Positioned between each adjacent pair of members 51 is a pie-shaped member 61 having a pivot pin 62 formed near the apex thereof (FIG. 5) on the side thereof facing the drum 11. The drum has a corresponding pivot socket 63 (FIG. 2 broken away upper portion) into which the pin 62 fits snugly but pivotably. Each element 61 is secured to the drum 11 by means of a bolt 64 threaded into the drum but only loosely circumscribed by an oversize bore 66 in the member 61. Thus the member 61 is capable of limited pivoting motion about pin 62 and socket 63 when the bolt 64 is loosened, but is locked in any selected position on the drum when the bolt 64 is tightened. Each element 61 has a lateral boss 67 engaging and angularly positioning the adjacent (clockwise) side of a member 51, which is then locked to the drum by means of a bolt 68 likewise threaded into the drum 11 but circumscribed only loosely by an oversize bore 69 permitting limited angular adjustment of the member 51 when the bolt 68 is loosened, but locking the member 51 to the drum 14 when the bolt 68 is tightened. The bolt 68 is directed not only toward the drum but also radially inward at an angle to the drum to ensure clamping of the member 51 against the shaft 14 as well as against the drum 11. A ridge 69 is formed on the element 61 as a fairing or circumferential continuation of a protective ridge 71 formed on the head mount 51 to protect the head 12.

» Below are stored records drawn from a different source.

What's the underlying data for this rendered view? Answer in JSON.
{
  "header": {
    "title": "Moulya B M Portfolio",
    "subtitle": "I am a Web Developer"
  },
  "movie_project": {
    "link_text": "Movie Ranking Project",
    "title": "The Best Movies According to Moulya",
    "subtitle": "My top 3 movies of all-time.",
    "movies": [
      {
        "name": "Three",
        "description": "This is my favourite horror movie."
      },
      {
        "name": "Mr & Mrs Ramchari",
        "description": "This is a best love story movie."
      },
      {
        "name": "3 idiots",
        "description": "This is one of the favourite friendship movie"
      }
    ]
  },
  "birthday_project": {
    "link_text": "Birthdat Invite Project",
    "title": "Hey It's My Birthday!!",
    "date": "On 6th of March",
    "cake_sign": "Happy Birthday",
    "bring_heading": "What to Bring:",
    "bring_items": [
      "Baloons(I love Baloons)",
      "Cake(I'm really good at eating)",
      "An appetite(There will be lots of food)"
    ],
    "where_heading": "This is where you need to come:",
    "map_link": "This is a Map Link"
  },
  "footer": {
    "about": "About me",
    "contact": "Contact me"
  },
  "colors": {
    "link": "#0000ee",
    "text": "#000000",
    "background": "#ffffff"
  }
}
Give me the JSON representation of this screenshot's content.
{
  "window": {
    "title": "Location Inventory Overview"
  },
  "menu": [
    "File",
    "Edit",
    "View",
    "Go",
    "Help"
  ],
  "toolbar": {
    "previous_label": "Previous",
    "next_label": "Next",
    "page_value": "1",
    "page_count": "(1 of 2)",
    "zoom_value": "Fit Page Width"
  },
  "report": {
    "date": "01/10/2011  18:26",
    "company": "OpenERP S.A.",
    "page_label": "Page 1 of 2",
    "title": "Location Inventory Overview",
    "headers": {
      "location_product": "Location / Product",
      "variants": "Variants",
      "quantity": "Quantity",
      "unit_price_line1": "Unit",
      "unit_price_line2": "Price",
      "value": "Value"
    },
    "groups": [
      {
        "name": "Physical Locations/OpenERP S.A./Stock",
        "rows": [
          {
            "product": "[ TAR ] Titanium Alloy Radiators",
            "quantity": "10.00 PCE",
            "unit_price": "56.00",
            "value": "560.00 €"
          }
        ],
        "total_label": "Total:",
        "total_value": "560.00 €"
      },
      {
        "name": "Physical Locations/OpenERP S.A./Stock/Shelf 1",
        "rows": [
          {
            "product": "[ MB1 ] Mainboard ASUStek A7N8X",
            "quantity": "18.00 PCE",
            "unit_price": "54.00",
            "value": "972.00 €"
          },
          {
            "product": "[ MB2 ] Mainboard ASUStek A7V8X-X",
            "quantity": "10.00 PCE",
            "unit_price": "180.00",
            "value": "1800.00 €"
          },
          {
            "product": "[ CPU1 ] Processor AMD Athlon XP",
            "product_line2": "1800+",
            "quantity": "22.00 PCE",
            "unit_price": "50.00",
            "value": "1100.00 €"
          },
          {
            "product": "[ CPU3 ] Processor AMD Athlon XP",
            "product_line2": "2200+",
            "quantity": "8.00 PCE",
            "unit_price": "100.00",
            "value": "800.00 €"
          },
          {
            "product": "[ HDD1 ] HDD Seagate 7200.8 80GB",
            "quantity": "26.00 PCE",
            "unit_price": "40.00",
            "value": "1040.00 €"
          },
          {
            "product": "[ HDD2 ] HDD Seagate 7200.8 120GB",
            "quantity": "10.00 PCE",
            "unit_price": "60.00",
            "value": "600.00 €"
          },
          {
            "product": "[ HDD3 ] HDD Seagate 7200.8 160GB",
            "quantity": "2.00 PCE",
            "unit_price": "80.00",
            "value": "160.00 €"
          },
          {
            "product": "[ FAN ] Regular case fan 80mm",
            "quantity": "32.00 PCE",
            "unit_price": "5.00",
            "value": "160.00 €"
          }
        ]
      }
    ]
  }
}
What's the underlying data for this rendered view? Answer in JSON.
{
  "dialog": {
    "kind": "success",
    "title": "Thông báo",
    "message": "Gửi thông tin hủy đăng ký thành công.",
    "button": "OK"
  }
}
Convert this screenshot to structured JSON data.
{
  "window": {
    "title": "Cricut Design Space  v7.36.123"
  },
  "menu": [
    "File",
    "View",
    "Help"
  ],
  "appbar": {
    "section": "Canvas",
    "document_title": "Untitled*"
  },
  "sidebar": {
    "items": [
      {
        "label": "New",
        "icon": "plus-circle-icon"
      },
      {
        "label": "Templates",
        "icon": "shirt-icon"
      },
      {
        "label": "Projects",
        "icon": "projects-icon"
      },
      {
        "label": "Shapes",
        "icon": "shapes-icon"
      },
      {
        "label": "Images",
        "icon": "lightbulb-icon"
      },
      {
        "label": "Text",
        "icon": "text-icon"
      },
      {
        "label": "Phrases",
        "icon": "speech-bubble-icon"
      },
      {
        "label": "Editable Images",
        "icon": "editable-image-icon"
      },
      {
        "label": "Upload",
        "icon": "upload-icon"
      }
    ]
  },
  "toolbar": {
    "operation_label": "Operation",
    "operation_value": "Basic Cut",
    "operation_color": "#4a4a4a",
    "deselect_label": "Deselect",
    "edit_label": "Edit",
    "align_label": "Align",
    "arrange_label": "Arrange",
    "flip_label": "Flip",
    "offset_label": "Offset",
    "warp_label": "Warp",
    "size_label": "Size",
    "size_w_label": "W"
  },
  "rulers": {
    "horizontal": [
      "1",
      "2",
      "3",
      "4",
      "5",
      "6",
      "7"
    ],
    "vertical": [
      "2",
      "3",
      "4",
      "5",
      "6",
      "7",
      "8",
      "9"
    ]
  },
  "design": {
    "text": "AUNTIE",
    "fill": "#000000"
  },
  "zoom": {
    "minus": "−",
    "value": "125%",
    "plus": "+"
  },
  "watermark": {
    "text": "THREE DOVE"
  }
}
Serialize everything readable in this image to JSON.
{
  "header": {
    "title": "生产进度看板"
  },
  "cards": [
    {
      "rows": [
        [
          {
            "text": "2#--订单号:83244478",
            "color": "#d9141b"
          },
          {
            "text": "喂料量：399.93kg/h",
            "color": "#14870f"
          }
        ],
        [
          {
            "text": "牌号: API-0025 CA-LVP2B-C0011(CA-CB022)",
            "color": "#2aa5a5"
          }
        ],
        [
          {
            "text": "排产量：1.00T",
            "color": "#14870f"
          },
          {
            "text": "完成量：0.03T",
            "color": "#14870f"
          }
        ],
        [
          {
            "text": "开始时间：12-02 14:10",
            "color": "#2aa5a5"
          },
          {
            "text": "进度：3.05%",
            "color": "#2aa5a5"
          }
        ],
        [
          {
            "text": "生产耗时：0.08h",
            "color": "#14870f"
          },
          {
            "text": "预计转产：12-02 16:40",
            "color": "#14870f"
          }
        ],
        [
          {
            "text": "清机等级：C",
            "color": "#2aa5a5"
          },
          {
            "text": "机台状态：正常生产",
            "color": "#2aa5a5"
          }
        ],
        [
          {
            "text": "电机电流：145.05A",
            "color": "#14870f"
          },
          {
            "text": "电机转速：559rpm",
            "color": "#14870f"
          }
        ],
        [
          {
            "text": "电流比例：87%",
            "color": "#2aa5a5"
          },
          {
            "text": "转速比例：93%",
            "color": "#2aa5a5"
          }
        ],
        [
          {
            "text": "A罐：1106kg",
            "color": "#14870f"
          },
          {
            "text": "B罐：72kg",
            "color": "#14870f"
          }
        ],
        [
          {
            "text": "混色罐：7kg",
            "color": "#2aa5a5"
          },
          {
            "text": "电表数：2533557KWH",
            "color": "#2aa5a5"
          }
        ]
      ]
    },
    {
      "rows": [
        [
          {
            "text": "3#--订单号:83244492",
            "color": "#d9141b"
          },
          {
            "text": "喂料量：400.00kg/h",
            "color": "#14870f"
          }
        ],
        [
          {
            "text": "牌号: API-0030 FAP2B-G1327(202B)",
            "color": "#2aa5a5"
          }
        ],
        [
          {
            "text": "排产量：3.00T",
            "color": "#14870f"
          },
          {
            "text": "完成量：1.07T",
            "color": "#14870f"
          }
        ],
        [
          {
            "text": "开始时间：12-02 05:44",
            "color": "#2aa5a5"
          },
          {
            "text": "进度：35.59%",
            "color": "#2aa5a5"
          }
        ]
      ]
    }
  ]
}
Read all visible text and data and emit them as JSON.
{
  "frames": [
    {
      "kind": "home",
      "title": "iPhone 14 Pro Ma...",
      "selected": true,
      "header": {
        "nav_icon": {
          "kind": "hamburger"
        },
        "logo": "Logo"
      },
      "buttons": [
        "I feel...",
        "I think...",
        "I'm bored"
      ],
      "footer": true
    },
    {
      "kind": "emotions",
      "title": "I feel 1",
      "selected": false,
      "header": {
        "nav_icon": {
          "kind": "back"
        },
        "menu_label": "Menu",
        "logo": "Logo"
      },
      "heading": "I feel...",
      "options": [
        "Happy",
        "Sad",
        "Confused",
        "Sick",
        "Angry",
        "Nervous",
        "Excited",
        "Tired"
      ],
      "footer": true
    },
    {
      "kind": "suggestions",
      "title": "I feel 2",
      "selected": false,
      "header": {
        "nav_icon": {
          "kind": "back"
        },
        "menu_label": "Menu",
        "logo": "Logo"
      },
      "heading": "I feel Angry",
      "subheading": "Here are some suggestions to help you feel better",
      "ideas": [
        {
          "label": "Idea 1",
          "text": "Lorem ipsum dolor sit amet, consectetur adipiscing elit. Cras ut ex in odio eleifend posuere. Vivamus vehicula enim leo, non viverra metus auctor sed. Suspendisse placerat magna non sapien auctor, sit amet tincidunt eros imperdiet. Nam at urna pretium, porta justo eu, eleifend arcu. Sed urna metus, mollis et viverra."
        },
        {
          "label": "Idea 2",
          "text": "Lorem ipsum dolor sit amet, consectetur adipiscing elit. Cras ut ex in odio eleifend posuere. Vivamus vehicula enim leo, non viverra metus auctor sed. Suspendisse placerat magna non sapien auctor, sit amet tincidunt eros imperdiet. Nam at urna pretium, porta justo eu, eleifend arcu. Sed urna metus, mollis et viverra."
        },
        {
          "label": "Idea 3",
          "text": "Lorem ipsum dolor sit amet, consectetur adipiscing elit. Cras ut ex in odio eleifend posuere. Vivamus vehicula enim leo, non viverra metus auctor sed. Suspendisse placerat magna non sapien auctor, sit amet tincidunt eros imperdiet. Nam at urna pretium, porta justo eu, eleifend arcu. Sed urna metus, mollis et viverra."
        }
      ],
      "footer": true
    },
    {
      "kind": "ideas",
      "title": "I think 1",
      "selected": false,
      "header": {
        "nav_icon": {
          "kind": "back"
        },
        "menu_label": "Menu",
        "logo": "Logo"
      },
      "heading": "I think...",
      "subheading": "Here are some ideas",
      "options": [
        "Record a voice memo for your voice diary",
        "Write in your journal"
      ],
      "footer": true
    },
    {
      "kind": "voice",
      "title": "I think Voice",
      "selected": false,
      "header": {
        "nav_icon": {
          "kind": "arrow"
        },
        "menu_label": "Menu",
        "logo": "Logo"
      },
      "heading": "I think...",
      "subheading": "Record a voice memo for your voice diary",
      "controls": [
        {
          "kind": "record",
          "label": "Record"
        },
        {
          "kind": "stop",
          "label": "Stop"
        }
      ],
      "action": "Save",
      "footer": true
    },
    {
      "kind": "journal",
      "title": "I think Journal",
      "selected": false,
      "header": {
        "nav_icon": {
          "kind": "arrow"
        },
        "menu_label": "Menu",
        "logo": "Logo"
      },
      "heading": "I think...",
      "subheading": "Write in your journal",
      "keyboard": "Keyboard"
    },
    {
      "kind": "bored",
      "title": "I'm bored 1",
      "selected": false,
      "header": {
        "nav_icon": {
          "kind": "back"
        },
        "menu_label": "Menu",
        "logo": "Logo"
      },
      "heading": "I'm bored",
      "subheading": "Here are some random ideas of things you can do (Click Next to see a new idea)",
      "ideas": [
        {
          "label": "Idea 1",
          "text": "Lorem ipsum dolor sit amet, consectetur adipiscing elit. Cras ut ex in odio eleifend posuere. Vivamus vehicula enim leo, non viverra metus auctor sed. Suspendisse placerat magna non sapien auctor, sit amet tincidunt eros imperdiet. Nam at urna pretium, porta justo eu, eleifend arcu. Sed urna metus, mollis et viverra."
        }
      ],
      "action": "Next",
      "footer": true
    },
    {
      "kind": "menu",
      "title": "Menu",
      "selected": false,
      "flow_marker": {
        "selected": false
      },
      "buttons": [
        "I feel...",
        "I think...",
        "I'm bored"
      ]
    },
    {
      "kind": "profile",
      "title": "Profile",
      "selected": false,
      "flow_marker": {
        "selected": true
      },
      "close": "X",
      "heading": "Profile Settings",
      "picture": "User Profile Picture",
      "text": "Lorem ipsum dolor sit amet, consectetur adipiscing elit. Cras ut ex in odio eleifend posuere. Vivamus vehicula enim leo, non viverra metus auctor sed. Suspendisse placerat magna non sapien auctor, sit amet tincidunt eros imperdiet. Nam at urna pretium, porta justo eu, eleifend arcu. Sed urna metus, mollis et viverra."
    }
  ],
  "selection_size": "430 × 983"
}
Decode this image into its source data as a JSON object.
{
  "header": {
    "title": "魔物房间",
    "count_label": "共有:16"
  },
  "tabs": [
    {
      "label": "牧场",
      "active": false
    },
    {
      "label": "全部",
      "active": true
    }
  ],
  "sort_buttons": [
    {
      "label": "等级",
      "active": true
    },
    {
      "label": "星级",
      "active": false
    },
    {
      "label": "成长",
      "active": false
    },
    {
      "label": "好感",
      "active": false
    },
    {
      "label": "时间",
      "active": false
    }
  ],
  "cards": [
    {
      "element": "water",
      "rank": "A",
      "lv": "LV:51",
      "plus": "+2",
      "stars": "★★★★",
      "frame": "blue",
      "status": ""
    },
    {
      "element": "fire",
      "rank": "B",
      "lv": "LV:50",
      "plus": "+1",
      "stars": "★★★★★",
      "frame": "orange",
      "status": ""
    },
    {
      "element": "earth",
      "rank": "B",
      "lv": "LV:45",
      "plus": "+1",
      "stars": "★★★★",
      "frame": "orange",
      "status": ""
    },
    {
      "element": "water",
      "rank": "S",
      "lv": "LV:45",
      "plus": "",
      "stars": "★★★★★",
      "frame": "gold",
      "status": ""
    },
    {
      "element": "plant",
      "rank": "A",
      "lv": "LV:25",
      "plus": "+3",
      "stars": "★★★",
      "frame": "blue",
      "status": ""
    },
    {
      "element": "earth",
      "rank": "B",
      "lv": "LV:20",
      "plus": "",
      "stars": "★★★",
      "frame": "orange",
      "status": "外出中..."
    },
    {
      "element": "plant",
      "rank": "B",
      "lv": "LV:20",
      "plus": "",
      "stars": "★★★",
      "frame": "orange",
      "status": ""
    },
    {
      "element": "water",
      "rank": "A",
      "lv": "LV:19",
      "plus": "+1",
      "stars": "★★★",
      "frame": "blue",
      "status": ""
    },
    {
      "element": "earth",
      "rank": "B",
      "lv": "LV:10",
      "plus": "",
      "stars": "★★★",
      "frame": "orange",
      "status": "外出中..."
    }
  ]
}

Thus, there has been described a rotating transducing head drum, upon each revolution, carries of plurality N>3 of peripherally mounted transducer heads in K>2 successive sets each of P>1 successive sweeps across the surface of a record medium; a plurality of at least P rotating transformer halves is coupled to said heads, each head in a set to a different transformer half; and a plurality P of stationary transformer halves is provided to transmit and receive signals from the rotating halves. The number of rotating transformer halves can be as great as N, but still only P stationary halves are required.